■ DATA EXTRACTS:

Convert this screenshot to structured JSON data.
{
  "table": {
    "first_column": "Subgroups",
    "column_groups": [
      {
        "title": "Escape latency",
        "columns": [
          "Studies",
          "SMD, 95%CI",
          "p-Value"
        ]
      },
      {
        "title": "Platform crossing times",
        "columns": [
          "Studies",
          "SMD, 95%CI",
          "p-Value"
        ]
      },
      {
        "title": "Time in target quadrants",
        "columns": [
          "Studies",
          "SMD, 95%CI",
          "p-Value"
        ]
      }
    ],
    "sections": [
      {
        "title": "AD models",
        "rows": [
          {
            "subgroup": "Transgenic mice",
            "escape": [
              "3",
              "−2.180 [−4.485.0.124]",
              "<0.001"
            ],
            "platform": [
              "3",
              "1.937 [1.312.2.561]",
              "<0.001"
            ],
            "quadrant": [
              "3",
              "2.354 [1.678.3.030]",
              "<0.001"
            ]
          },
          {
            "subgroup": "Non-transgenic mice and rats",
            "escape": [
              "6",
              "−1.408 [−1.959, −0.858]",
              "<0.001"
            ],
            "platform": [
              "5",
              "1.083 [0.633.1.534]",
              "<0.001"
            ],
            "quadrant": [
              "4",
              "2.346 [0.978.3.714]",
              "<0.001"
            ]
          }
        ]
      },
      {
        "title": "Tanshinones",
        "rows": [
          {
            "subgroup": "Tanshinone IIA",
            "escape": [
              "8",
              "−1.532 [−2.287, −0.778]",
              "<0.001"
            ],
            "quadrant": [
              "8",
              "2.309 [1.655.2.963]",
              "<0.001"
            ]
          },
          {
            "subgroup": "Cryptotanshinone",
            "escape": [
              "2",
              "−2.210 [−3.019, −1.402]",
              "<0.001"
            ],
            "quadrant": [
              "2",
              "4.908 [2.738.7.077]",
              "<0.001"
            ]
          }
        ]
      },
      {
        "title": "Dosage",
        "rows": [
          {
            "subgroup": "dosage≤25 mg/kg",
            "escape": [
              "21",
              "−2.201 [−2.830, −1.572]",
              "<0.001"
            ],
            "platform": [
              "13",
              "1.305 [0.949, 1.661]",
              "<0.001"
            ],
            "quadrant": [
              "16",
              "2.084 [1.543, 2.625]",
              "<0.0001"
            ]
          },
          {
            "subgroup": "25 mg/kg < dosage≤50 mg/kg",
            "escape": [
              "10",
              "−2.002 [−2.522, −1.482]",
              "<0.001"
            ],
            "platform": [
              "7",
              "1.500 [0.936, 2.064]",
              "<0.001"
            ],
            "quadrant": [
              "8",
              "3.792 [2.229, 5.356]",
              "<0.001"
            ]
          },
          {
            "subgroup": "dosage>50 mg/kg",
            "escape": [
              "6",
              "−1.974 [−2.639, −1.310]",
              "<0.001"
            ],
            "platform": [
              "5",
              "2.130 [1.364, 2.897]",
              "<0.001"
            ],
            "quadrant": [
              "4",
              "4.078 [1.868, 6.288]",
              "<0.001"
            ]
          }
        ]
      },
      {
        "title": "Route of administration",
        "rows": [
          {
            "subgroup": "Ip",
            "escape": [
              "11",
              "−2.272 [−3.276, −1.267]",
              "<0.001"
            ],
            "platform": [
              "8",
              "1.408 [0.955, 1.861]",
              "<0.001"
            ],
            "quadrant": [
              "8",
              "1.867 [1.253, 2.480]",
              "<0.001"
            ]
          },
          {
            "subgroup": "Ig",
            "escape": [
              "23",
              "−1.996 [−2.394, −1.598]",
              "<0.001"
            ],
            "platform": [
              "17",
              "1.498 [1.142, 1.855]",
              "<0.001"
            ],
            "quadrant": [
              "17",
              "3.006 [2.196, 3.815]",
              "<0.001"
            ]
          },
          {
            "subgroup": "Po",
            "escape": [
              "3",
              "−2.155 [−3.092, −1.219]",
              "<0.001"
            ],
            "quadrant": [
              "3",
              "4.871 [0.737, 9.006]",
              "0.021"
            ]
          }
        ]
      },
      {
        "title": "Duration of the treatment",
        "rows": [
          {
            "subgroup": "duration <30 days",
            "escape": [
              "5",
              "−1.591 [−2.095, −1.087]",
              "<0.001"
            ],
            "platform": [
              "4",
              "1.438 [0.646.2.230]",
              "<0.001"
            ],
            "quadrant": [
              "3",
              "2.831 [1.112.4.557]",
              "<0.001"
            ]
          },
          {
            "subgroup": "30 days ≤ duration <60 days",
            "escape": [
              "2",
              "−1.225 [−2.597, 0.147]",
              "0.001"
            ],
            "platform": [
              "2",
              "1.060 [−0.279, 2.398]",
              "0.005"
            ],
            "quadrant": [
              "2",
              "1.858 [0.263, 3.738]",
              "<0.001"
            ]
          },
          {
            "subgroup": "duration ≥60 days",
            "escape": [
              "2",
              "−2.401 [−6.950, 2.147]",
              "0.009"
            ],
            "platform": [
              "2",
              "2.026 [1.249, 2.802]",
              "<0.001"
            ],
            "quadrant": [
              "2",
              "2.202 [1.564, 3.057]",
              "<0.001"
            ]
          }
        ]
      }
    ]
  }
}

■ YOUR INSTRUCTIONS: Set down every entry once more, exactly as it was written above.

■ EXPECTED OUTPUT:
Convert this screenshot to structured JSON data.
{
  "table": {
    "first_column": "Subgroups",
    "column_groups": [
      {
        "title": "Escape latency",
        "columns": [
          "Studies",
          "SMD, 95%CI",
          "p-Value"
        ]
      },
      {
        "title": "Platform crossing times",
        "columns": [
          "Studies",
          "SMD, 95%CI",
          "p-Value"
        ]
      },
      {
        "title": "Time in target quadrants",
        "columns": [
          "Studies",
          "SMD, 95%CI",
          "p-Value"
        ]
      }
    ],
    "sections": [
      {
        "title": "AD models",
        "rows": [
          {
            "subgroup": "Transgenic mice",
            "escape": [
              "3",
              "−2.180 [−4.485.0.124]",
              "<0.001"
            ],
            "platform": [
              "3",
              "1.937 [1.312.2.561]",
              "<0.001"
            ],
            "quadrant": [
              "3",
              "2.354 [1.678.3.030]",
              "<0.001"
            ]
          },
          {
            "subgroup": "Non-transgenic mice and rats",
            "escape": [
              "6",
              "−1.408 [−1.959, −0.858]",
              "<0.001"
            ],
            "platform": [
              "5",
              "1.083 [0.633.1.534]",
              "<0.001"
            ],
            "quadrant": [
              "4",
              "2.346 [0.978.3.714]",
              "<0.001"
            ]
          }
        ]
      },
      {
        "title": "Tanshinones",
        "rows": [
          {
            "subgroup": "Tanshinone IIA",
            "escape": [
              "8",
              "−1.532 [−2.287, −0.778]",
              "<0.001"
            ],
            "quadrant": [
              "8",
              "2.309 [1.655.2.963]",
              "<0.001"
            ]
          },
          {
            "subgroup": "Cryptotanshinone",
            "escape": [
              "2",
              "−2.210 [−3.019, −1.402]",
              "<0.001"
            ],
            "quadrant": [
              "2",
              "4.908 [2.738.7.077]",
              "<0.001"
            ]
          }
        ]
      },
      {
        "title": "Dosage",
        "rows": [
          {
            "subgroup": "dosage≤25 mg/kg",
            "escape": [
              "21",
              "−2.201 [−2.830, −1.572]",
              "<0.001"
            ],
            "platform": [
              "13",
              "1.305 [0.949, 1.661]",
              "<0.001"
            ],
            "quadrant": [
              "16",
              "2.084 [1.543, 2.625]",
              "<0.0001"
            ]
          },
          {
            "subgroup": "25 mg/kg < dosage≤50 mg/kg",
            "escape": [
              "10",
              "−2.002 [−2.522, −1.482]",
              "<0.001"
            ],
            "platform": [
              "7",
              "1.500 [0.936, 2.064]",
              "<0.001"
            ],
            "quadrant": [
              "8",
              "3.792 [2.229, 5.356]",
              "<0.001"
            ]
          },
          {
            "subgroup": "dosage>50 mg/kg",
            "escape": [
              "6",
              "−1.974 [−2.639, −1.310]",
              "<0.001"
            ],
            "platform": [
              "5",
              "2.130 [1.364, 2.897]",
              "<0.001"
            ],
            "quadrant": [
              "4",
              "4.078 [1.868, 6.288]",
              "<0.001"
            ]
          }
        ]
      },
      {
        "title": "Route of administration",
        "rows": [
          {
            "subgroup": "Ip",
            "escape": [
              "11",
              "−2.272 [−3.276, −1.267]",
              "<0.001"
            ],
            "platform": [
              "8",
              "1.408 [0.955, 1.861]",
              "<0.001"
            ],
            "quadrant": [
              "8",
              "1.867 [1.253, 2.480]",
              "<0.001"
            ]
          },
          {
            "subgroup": "Ig",
            "escape": [
              "23",
              "−1.996 [−2.394, −1.598]",
              "<0.001"
            ],
            "platform": [
              "17",
              "1.498 [1.142, 1.855]",
              "<0.001"
            ],
            "quadrant": [
              "17",
              "3.006 [2.196, 3.815]",
              "<0.001"
            ]
          },
          {
            "subgroup": "Po",
            "escape": [
              "3",
              "−2.155 [−3.092, −1.219]",
              "<0.001"
            ],
            "quadrant": [
              "3",
              "4.871 [0.737, 9.006]",
              "0.021"
            ]
          }
        ]
      },
      {
        "title": "Duration of the treatment",
        "rows": [
          {
            "subgroup": "duration <30 days",
            "escape": [
              "5",
              "−1.591 [−2.095, −1.087]",
              "<0.001"
            ],
            "platform": [
              "4",
              "1.438 [0.646.2.230]",
              "<0.001"
            ],
            "quadrant": [
              "3",
              "2.831 [1.112.4.557]",
              "<0.001"
            ]
          },
          {
            "subgroup": "30 days ≤ duration <60 days",
            "escape": [
              "2",
              "−1.225 [−2.597, 0.147]",
              "0.001"
            ],
            "platform": [
              "2",
              "1.060 [−0.279, 2.398]",
              "0.005"
            ],
            "quadrant": [
              "2",
              "1.858 [0.263, 3.738]",
              "<0.001"
            ]
          },
          {
            "subgroup": "duration ≥60 days",
            "escape": [
              "2",
              "−2.401 [−6.950, 2.147]",
              "0.009"
            ],
            "platform": [
              "2",
              "2.026 [1.249, 2.802]",
              "<0.001"
            ],
            "quadrant": [
              "2",
              "2.202 [1.564, 3.057]",
              "<0.001"
            ]
          }
        ]
      }
    ]
  }
}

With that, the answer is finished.